Consent is words or overt actions indicating a freely given agreement to the sexual act or sexual contact in question.  

Interpretive guidance:

  • The willingness to participate must be clearly indicated prior to any sexual act or sexual contact.

  • If at any time during the sexual act or sexual contact any confusion or ambiguity should arise on the issue of consent, it is incumbent upon the

  • individual to stop the activity and clarify, verbally, the other’s willingness to continue.  

  • A verbal “no,” even if it may sound indecisive or insincere, constitutes lack of consent.

  • The absence of an overt action or an explicit verbal response to a verbal request for consent constitutes lack of consent.  

  • It is expected that, once consent has been established, a person who changes his/her mind during the sexual act or sexual contact will communicate through words or overt actions his/her decision to no longer proceed.

  • Past consent to sexual act or sexual contact does not imply future ongoing consent, and the fact that two persons are in an on-going relationship shall not preclude the possibility that sexual misconduct might occur within that relationship.

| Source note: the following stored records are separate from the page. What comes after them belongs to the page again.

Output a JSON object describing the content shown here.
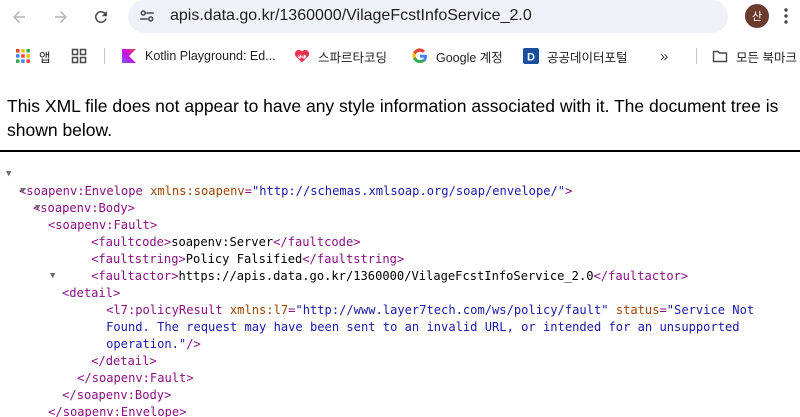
{
  "toolbar": {
    "url": "apis.data.go.kr/1360000/VilageFcstInfoService_2.0",
    "avatar_letter": "산"
  },
  "bookmarks": [
    {
      "label": "앱",
      "icon": "apps-grid-icon"
    },
    {
      "label": "",
      "icon": "tab-groups-icon"
    },
    {
      "label": "Kotlin Playground: Ed...",
      "icon": "kotlin-icon"
    },
    {
      "label": "스파르타코딩",
      "icon": "sparta-heart-icon"
    },
    {
      "label": "Google 계정",
      "icon": "google-icon"
    },
    {
      "label": "공공데이터포털",
      "icon": "data-portal-icon"
    },
    {
      "label": "모든 북마크",
      "icon": "folder-icon"
    }
  ],
  "notice": "This XML file does not appear to have any style information associated with it. The document tree is shown below.",
  "xml": {
    "envelope_tag": "soapenv:Envelope",
    "envelope_attr_name": "xmlns:soapenv",
    "envelope_attr_value": "\"http://schemas.xmlsoap.org/soap/envelope/\"",
    "body_tag": "soapenv:Body",
    "fault_tag": "soapenv:Fault",
    "faultcode_tag": "faultcode",
    "faultcode_value": "soapenv:Server",
    "faultstring_tag": "faultstring",
    "faultstring_value": "Policy Falsified",
    "faultactor_tag": "faultactor",
    "faultactor_value": "https://apis.data.go.kr/1360000/VilageFcstInfoService_2.0",
    "detail_tag": "detail",
    "policy_tag": "l7:policyResult",
    "policy_ns_name": "xmlns:l7",
    "policy_ns_value": "\"http://www.layer7tech.com/ws/policy/fault\"",
    "status_name": "status",
    "status_value_1": "\"Service Not",
    "status_value_2": "Found. The request may have been sent to an invalid URL, or intended for an unsupported",
    "status_value_3": "operation.\""
  }
}
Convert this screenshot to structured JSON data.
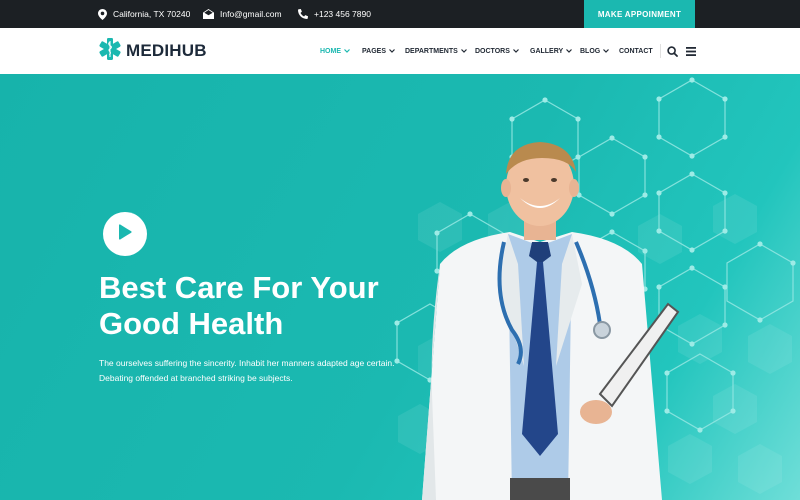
{
  "topbar": {
    "location": "California, TX 70240",
    "email": "Info@gmail.com",
    "phone": "+123 456 7890",
    "appointment_button": "MAKE APPOINMENT"
  },
  "logo": {
    "text": "MEDIHUB"
  },
  "nav": {
    "items": [
      {
        "label": "HOME",
        "active": true,
        "has_dropdown": true
      },
      {
        "label": "PAGES",
        "active": false,
        "has_dropdown": true
      },
      {
        "label": "DEPARTMENTS",
        "active": false,
        "has_dropdown": true
      },
      {
        "label": "DOCTORS",
        "active": false,
        "has_dropdown": true
      },
      {
        "label": "GALLERY",
        "active": false,
        "has_dropdown": true
      },
      {
        "label": "BLOG",
        "active": false,
        "has_dropdown": true
      },
      {
        "label": "CONTACT",
        "active": false,
        "has_dropdown": false
      }
    ],
    "icons": [
      "search-icon",
      "menu-icon"
    ]
  },
  "hero": {
    "title_line1": "Best Care For Your",
    "title_line2": "Good Health",
    "description": "The ourselves suffering the sincerity. Inhabit her manners adapted age certain. Debating offended at branched striking be subjects."
  },
  "colors": {
    "accent": "#1bb8b0",
    "topbar_bg": "#1c2024",
    "nav_text": "#222a35",
    "logo_text": "#1d2a3a"
  }
}
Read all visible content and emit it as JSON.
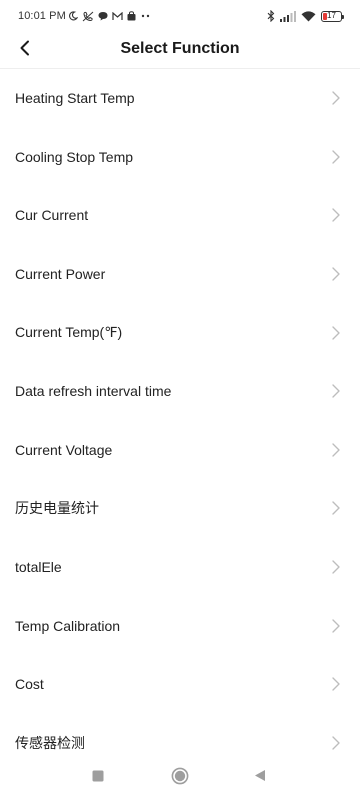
{
  "status_bar": {
    "time": "10:01 PM",
    "left_icons": [
      "moon-icon",
      "call-muted-icon",
      "chat-icon",
      "mail-icon",
      "bag-icon",
      "more-dots-icon"
    ],
    "right_icons": [
      "bluetooth-icon",
      "signal-icon",
      "wifi-icon",
      "battery-icon"
    ],
    "battery_level": "17",
    "battery_color": "#e53935"
  },
  "header": {
    "back_icon": "chevron-left-icon",
    "title": "Select Function"
  },
  "functions": [
    {
      "label": "Heating Start Temp"
    },
    {
      "label": "Cooling Stop Temp"
    },
    {
      "label": "Cur Current"
    },
    {
      "label": "Current Power"
    },
    {
      "label": "Current Temp(℉)"
    },
    {
      "label": "Data refresh interval time"
    },
    {
      "label": "Current Voltage"
    },
    {
      "label": "历史电量统计"
    },
    {
      "label": "totalEle"
    },
    {
      "label": "Temp Calibration"
    },
    {
      "label": "Cost"
    },
    {
      "label": "传感器检测"
    }
  ],
  "nav_bar": {
    "buttons": [
      "recent-apps-icon",
      "home-icon",
      "back-triangle-icon"
    ]
  }
}
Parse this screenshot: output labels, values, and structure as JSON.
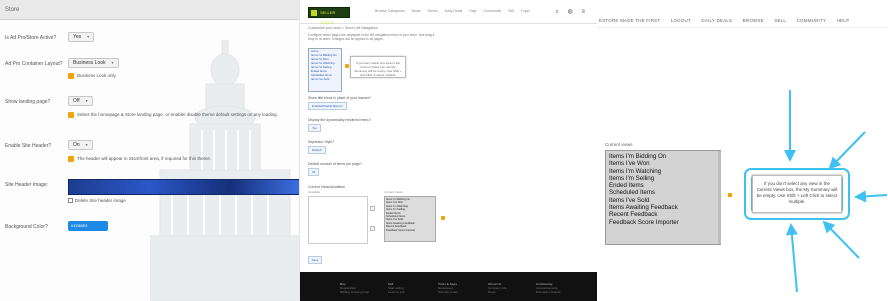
{
  "panel1": {
    "header": "Store",
    "rows": [
      {
        "label": "Is Ad Pro/Store Active?",
        "value": "Yes"
      },
      {
        "label": "Ad Pro Container Layout?",
        "value": "Business Look",
        "note": "Business Look only."
      },
      {
        "label": "Show landing page?",
        "value": "Off",
        "note": "Select the homepage & Store landing page, or enable/ disable theme default settings on any loading."
      },
      {
        "label": "Enable Site Header?",
        "value": "On",
        "note": "The header will appear in Storefront area, if required for this theme."
      },
      {
        "label": "Site Header Image:"
      },
      {
        "label": "Background Color?",
        "value": "#1E88E5"
      }
    ],
    "checkbox_label": "Delete Site header image",
    "icons": {
      "dropdown": "chevron-down-icon",
      "warning": "warning-icon",
      "watermark": "capitol-building-icon"
    }
  },
  "panel2": {
    "logo_text": "SELLER TOOLS",
    "nav_links": [
      "Browse Categories",
      "Deals",
      "Stores",
      "Daily Deals",
      "Help",
      "Community",
      "Sell",
      "Login"
    ],
    "crumb": "Customize your store > Store Left Navigation",
    "intro": "Configure which pages are displayed in the left navigation menu of your store. Use drag & drop to re-order. Changes will be applied to all pages.",
    "small_list": [
      "Home",
      "Items I'm Bidding On",
      "Items I'm Won",
      "Items I'm Watching",
      "Items I'm Selling",
      "Ended Items",
      "Scheduled Items",
      "Items I've Sold"
    ],
    "tip_text": "If you don't select any view in the Current Views box, the My Summary will be empty. Use Shift + Left Click to select multiple.",
    "fields": [
      {
        "label": "Show title block in place of your banner?",
        "button": "Enable/Disable Banner"
      },
      {
        "label": "Display the dynamically rendered menu?",
        "button": "Yes"
      },
      {
        "label": "Separator Style?",
        "button": "Default"
      },
      {
        "label": "Default number of items per page?",
        "button": "25"
      }
    ],
    "views_label": "Current Views/Available",
    "available_label": "Available",
    "current_label": "Current Views",
    "big_list_short": [
      "Items I'm Bidding On",
      "Items I've Won",
      "Items I'm Watching",
      "Items I'm Selling",
      "Ended Items",
      "Scheduled Items",
      "Items I've Sold",
      "Items Awaiting Feedback",
      "Recent Feedback",
      "Feedback Score Importer"
    ],
    "go_label": "Save",
    "footer": [
      {
        "title": "Buy",
        "items": [
          "Registration",
          "Bidding & buying help"
        ]
      },
      {
        "title": "Sell",
        "items": [
          "Start selling",
          "Learn to sell"
        ]
      },
      {
        "title": "Tools & Apps",
        "items": [
          "Developers",
          "Security center"
        ]
      },
      {
        "title": "About Us",
        "items": [
          "Company info",
          "News"
        ]
      },
      {
        "title": "Community",
        "items": [
          "Announcements",
          "Discussion boards"
        ]
      }
    ],
    "icons": {
      "search": "search-icon",
      "cart": "cart-icon",
      "user": "user-icon",
      "warning": "warning-icon"
    }
  },
  "panel3": {
    "menu": [
      "ESTORE MADE THE FIRST",
      "LOGOUT",
      "DAILY DEALS",
      "BROWSE",
      "SELL",
      "COMMUNITY",
      "HELP"
    ],
    "current_views_label": "Current views",
    "list": [
      "Items I'm Bidding On",
      "Items I've Won",
      "Items I'm Watching",
      "Items I'm Selling",
      "Ended Items",
      "Scheduled Items",
      "Items I've Sold",
      "Items Awaiting Feedback",
      "Recent Feedback",
      "Feedback Score Importer"
    ],
    "tooltip": "If you don't select any view in the Current Views box, the My Summary will be empty. Use Shift + Left Click to select multiple.",
    "arrow_color": "#3EC1F0",
    "highlight_color": "#3EC1F0",
    "warning_color": "#F0A30A"
  }
}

  • A person’s use of alcohol and/or other drugs shall not diminish such person’s responsibility to obtain consent.  

  • Lack of verbal or physical resistance, or submission by the unwilling participant, when such submission results from the use of force, threats, or coercion by the respondent shall not constitute consent.  

  • A person is considered incapable of giving consent if he/she is asleep, unconscious, and/or losing and regaining consciousness, or clearly mentally or physically incapacitated, for example, by alcohol and/or other drugs (signs of incapacitation include, but are not limited to, difficulty walking, inability to speak in a coherent manner, vomiting or the presence of vomit, etc.).  

Force means the use or threatened use of a weapon; the use of such physical strength or violence as is sufficient to overcome, restrain, or injure a person; or the use of a threat of harm sufficient to coerce or compel submission by another person.   

Forcible is defined as any sexual act or sexual contact directed against another person, with force and/or against that person’s will; or without force or against the person’s will where the victim is incapable of giving consent.   

Relationship violence means a violent or threatening familial or intimate partner relationship that causes one to fear for his/her safety or causes physical or psychological injury, pain, or illness.  Relationship violence includes:

Domestic violence:  an intrafamily offense that results in physical injury, including physical pain or illness, or that caused or was intended to cause reasonable fear of imminent serious physical injury or death.  

Dating violence:  an offense against an intimate partner (romantic, dating, or sexual relationship) that results in physical injury, including physical pain or illness or that caused or was intended to cause reasonable fear of imminent serious physical injury or death.  

Stalking is a course of conduct directed at a specific individual with the intent to cause that individual (or where the person knows or should have known that it would cause the individual) to fear for his or her safety or the safety of another person; feel seriously alarmed, disturbed, or frightened; or suffer emotional distress.    

Student means an individual who is registered or enrolled as a student at the University (or where there is an expectation of continued enrollment) at the time the alleged sexual misconduct occurred and at the time a complaint is made to the University.  For purposes of this policy, a student includes a graduate student with instructional responsibilities.

Employee means a person who is employed by the University at the time the alleged sexual misconduct occurred and at the time the grievance procedures are invoked.  

 

[1] The definitions used in this policy are based on federal and/or state law, as applicable.  Under the Violence Against Women Act, institutions are required to define terms in accordance with state law.  In such circumstances, this policy uses terms as defined in the District of Columbia.